One of the most productive vegetables, summer squashes differ from winter squashes in that they are picked and eaten while immature and tender. Zucchini is simply an elongated, cylindrical, usually green variety of summer squash; straightneck, crookneck, and pattypan are other common types. A single squash plant will produce separate male and female flowers; both must be present at the same time for pollination and fruit set. The flowers themselves also may be harvested and prepared, usually fried. Doing so will decrease overall squash yields, so if you plan to harvest a lot of flowers, plant extra vines to ensure a good fruit harvest.
Large, sprawling vines need ample space.
Days to Harvest
48 to 58
When to Plant
Fleshy roots do not transplant well. Sow seeds directly in the garden when all danger of frost has passed. You can make a second sowing about halfway through the season for fall harvest.
Any moist but well-drained soil.
Big vines and fleshy fruits require ample water to develop properly.
Use an organic vegetable fertilizer.
Check underside of the foliage for cucumber beetles and squash bugs. Handpick and destroy them. Squash vine borers live inside the vines; look for their entry holes, make an incision in the area, then remove larvae. Heap compost over the wound to encourage rooting.
When to Harvest
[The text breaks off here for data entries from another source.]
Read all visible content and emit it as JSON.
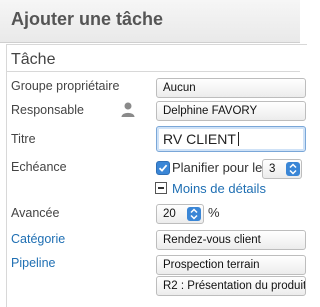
{
  "header": {
    "title": "Ajouter une tâche"
  },
  "section": {
    "title": "Tâche"
  },
  "fields": {
    "groupe": {
      "label": "Groupe propriétaire",
      "value": "Aucun"
    },
    "responsable": {
      "label": "Responsable",
      "value": "Delphine FAVORY",
      "icon": "user-icon"
    },
    "titre": {
      "label": "Titre",
      "value": "RV CLIENT"
    },
    "echeance": {
      "label": "Echéance",
      "checkbox_label": "Planifier pour le",
      "checked": true,
      "day_value": "3",
      "toggle_label": "Moins de détails"
    },
    "avancee": {
      "label": "Avancée",
      "value": "20",
      "unit": "%"
    },
    "categorie": {
      "label": "Catégorie",
      "value": "Rendez-vous client"
    },
    "pipeline": {
      "label": "Pipeline",
      "value": "Prospection terrain",
      "stage_value": "R2 : Présentation du produit"
    }
  },
  "colors": {
    "accent": "#3a86d6",
    "link": "#1f6fb3"
  }
}
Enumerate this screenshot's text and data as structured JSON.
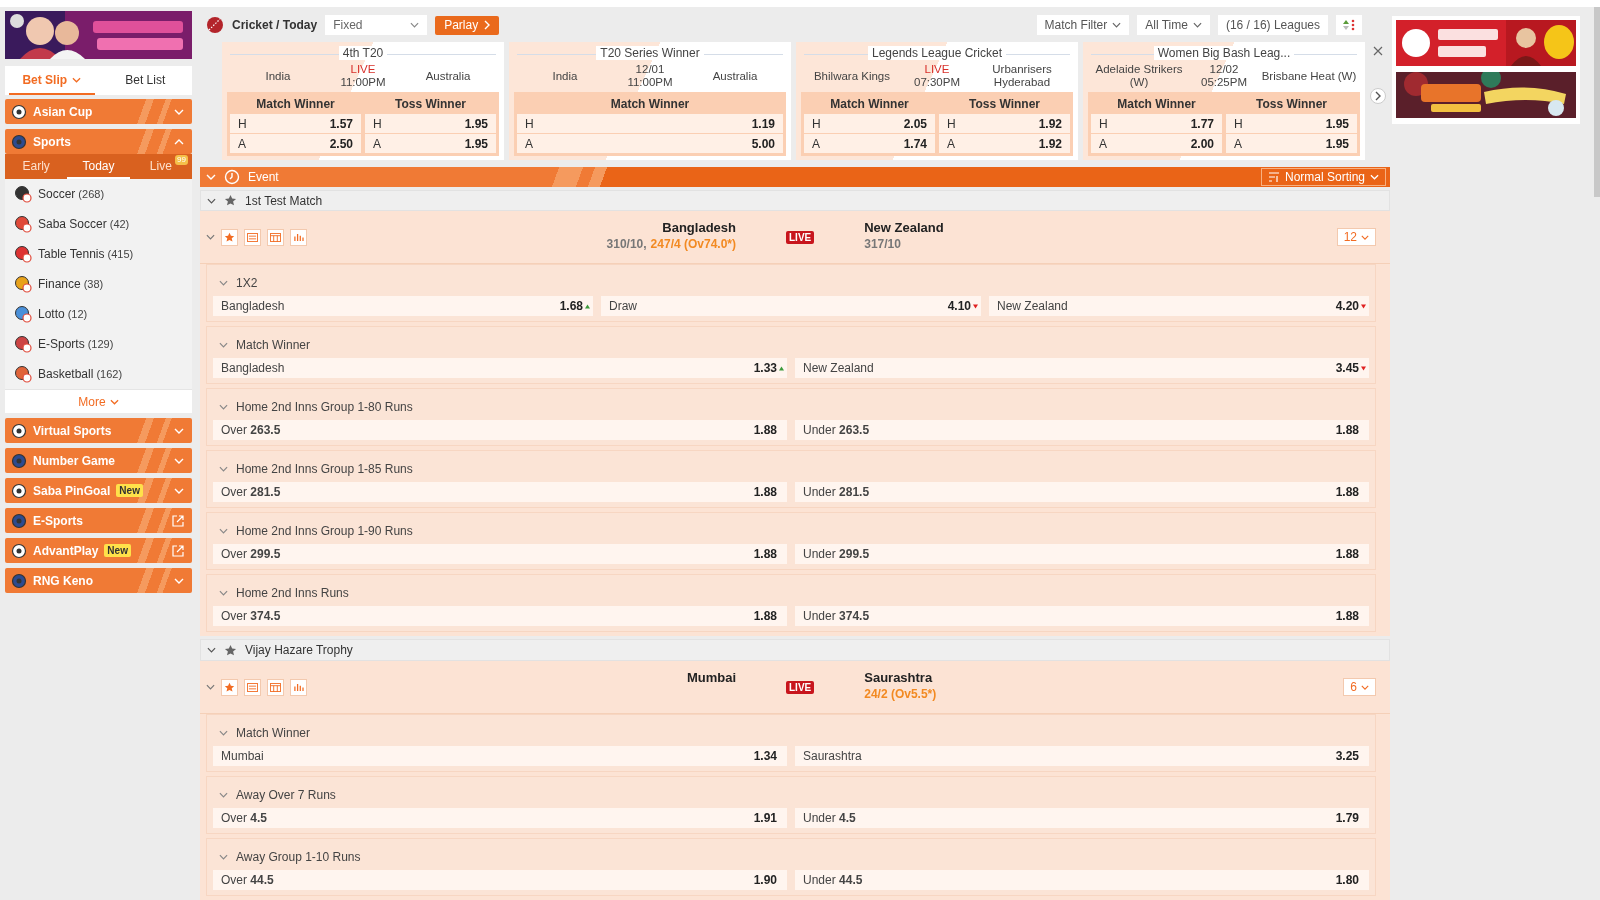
{
  "sidebar": {
    "tabs": [
      {
        "label": "Bet Slip",
        "selected": true
      },
      {
        "label": "Bet List",
        "selected": false
      }
    ],
    "sections": [
      {
        "label": "Asian Cup",
        "expanded": false,
        "kind": "chevron"
      },
      {
        "label": "Sports",
        "expanded": true,
        "kind": "chevron",
        "subtabs": [
          {
            "label": "Early",
            "selected": false
          },
          {
            "label": "Today",
            "selected": true
          },
          {
            "label": "Live",
            "selected": false,
            "badge": "99"
          }
        ],
        "items": [
          {
            "name": "Soccer",
            "count": "(268)"
          },
          {
            "name": "Saba Soccer",
            "count": "(42)"
          },
          {
            "name": "Table Tennis",
            "count": "(415)"
          },
          {
            "name": "Finance",
            "count": "(38)"
          },
          {
            "name": "Lotto",
            "count": "(12)"
          },
          {
            "name": "E-Sports",
            "count": "(129)"
          },
          {
            "name": "Basketball",
            "count": "(162)"
          }
        ],
        "more": "More"
      },
      {
        "label": "Virtual Sports",
        "expanded": false,
        "kind": "chevron"
      },
      {
        "label": "Number Game",
        "expanded": false,
        "kind": "chevron"
      },
      {
        "label": "Saba PinGoal",
        "badge": "New",
        "expanded": false,
        "kind": "chevron"
      },
      {
        "label": "E-Sports",
        "kind": "external"
      },
      {
        "label": "AdvantPlay",
        "badge": "New",
        "kind": "external"
      },
      {
        "label": "RNG Keno",
        "expanded": false,
        "kind": "chevron"
      }
    ]
  },
  "toolbar": {
    "title": "Cricket / Today",
    "odds_type": "Fixed",
    "parlay": "Parlay",
    "filters": [
      "Match Filter",
      "All Time"
    ],
    "leagues": "(16 / 16) Leagues"
  },
  "featured": [
    {
      "title": "4th T20",
      "home": "India",
      "away": "Australia",
      "live": true,
      "status": "LIVE",
      "time": "11:00PM",
      "markets": [
        {
          "name": "Match Winner",
          "rows": [
            {
              "side": "H",
              "odds": "1.57"
            },
            {
              "side": "A",
              "odds": "2.50"
            }
          ]
        },
        {
          "name": "Toss Winner",
          "rows": [
            {
              "side": "H",
              "odds": "1.95"
            },
            {
              "side": "A",
              "odds": "1.95"
            }
          ]
        }
      ]
    },
    {
      "title": "T20 Series Winner",
      "home": "India",
      "away": "Australia",
      "live": false,
      "status": "12/01",
      "time": "11:00PM",
      "markets": [
        {
          "name": "Match Winner",
          "rows": [
            {
              "side": "H",
              "odds": "1.19"
            },
            {
              "side": "A",
              "odds": "5.00"
            }
          ]
        }
      ]
    },
    {
      "title": "Legends League Cricket",
      "home": "Bhilwara Kings",
      "away": "Urbanrisers Hyderabad",
      "live": true,
      "status": "LIVE",
      "time": "07:30PM",
      "markets": [
        {
          "name": "Match Winner",
          "rows": [
            {
              "side": "H",
              "odds": "2.05"
            },
            {
              "side": "A",
              "odds": "1.74"
            }
          ]
        },
        {
          "name": "Toss Winner",
          "rows": [
            {
              "side": "H",
              "odds": "1.92"
            },
            {
              "side": "A",
              "odds": "1.92"
            }
          ]
        }
      ]
    },
    {
      "title": "Women Big Bash Leag...",
      "home": "Adelaide Strikers (W)",
      "away": "Brisbane Heat (W)",
      "live": false,
      "status": "12/02",
      "time": "05:25PM",
      "markets": [
        {
          "name": "Match Winner",
          "rows": [
            {
              "side": "H",
              "odds": "1.77"
            },
            {
              "side": "A",
              "odds": "2.00"
            }
          ]
        },
        {
          "name": "Toss Winner",
          "rows": [
            {
              "side": "H",
              "odds": "1.95"
            },
            {
              "side": "A",
              "odds": "1.95"
            }
          ]
        }
      ]
    }
  ],
  "events": {
    "title": "Event",
    "sorting": "Normal Sorting",
    "leagues": [
      {
        "name": "1st Test Match",
        "match": {
          "home": "Bangladesh",
          "away": "New Zealand",
          "live_label": "LIVE",
          "home_score": [
            {
              "text": "310/10,",
              "live": false
            },
            {
              "text": "247/4 (Ov74.0*)",
              "live": true
            }
          ],
          "away_score": [
            {
              "text": "317/10",
              "live": false
            }
          ],
          "market_count": "12",
          "markets": [
            {
              "name": "1X2",
              "selections": [
                {
                  "label": "Bangladesh",
                  "odds": "1.68",
                  "kind": "up"
                },
                {
                  "label": "Draw",
                  "odds": "4.10",
                  "kind": "down"
                },
                {
                  "label": "New Zealand",
                  "odds": "4.20",
                  "kind": "down"
                }
              ]
            },
            {
              "name": "Match Winner",
              "selections": [
                {
                  "label": "Bangladesh",
                  "odds": "1.33",
                  "kind": "up"
                },
                {
                  "label": "New Zealand",
                  "odds": "3.45",
                  "kind": "down"
                }
              ]
            },
            {
              "name": "Home 2nd Inns Group 1-80 Runs",
              "selections": [
                {
                  "label": "Over **263.5**",
                  "odds": "1.88"
                },
                {
                  "label": "Under **263.5**",
                  "odds": "1.88"
                }
              ]
            },
            {
              "name": "Home 2nd Inns Group 1-85 Runs",
              "selections": [
                {
                  "label": "Over **281.5**",
                  "odds": "1.88"
                },
                {
                  "label": "Under **281.5**",
                  "odds": "1.88"
                }
              ]
            },
            {
              "name": "Home 2nd Inns Group 1-90 Runs",
              "selections": [
                {
                  "label": "Over **299.5**",
                  "odds": "1.88"
                },
                {
                  "label": "Under **299.5**",
                  "odds": "1.88"
                }
              ]
            },
            {
              "name": "Home 2nd Inns Runs",
              "selections": [
                {
                  "label": "Over **374.5**",
                  "odds": "1.88"
                },
                {
                  "label": "Under **374.5**",
                  "odds": "1.88"
                }
              ]
            }
          ]
        }
      },
      {
        "name": "Vijay Hazare Trophy",
        "match": {
          "home": "Mumbai",
          "away": "Saurashtra",
          "live_label": "LIVE",
          "away_score": [
            {
              "text": "24/2 (Ov5.5*)",
              "live": true
            }
          ],
          "market_count": "6",
          "markets": [
            {
              "name": "Match Winner",
              "selections": [
                {
                  "label": "Mumbai",
                  "odds": "1.34"
                },
                {
                  "label": "Saurashtra",
                  "odds": "3.25"
                }
              ]
            },
            {
              "name": "Away Over 7 Runs",
              "selections": [
                {
                  "label": "Over **4.5**",
                  "odds": "1.91"
                },
                {
                  "label": "Under **4.5**",
                  "odds": "1.79"
                }
              ]
            },
            {
              "name": "Away Group 1-10 Runs",
              "selections": [
                {
                  "label": "Over **44.5**",
                  "odds": "1.90"
                },
                {
                  "label": "Under **44.5**",
                  "odds": "1.80"
                }
              ]
            }
          ]
        }
      }
    ]
  }
}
For best flavor and continued production, harvest squashes frequently and when fruits are small. They mature quickly, so plants should be checked every day or two.